__PROBLEM DETAILS__
In the records that follow, find each line with the word "false" and copy it.

RECORDS SHOWN START

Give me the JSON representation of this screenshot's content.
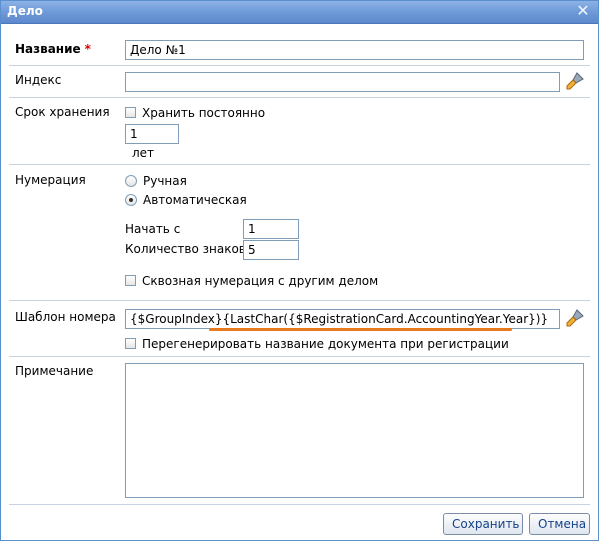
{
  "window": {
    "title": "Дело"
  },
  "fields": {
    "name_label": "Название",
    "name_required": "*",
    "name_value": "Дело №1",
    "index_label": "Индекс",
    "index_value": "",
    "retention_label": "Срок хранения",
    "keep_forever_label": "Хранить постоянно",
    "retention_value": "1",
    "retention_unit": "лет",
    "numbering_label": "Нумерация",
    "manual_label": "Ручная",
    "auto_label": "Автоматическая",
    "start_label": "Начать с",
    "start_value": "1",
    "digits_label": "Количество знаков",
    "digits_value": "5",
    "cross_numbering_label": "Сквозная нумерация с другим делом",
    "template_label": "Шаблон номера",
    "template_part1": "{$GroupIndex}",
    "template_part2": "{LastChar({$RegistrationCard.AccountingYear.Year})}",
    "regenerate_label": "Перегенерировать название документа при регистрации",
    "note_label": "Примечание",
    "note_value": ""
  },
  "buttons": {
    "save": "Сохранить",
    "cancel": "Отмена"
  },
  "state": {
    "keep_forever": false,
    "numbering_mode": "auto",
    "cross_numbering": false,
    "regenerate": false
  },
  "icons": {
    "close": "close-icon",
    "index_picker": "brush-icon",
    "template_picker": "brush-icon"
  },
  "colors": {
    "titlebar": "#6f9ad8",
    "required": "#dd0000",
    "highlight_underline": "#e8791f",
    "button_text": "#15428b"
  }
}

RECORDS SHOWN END

__WRITTEN ANSWER__
    "keep_forever": false,
    "cross_numbering": false,
    "regenerate": false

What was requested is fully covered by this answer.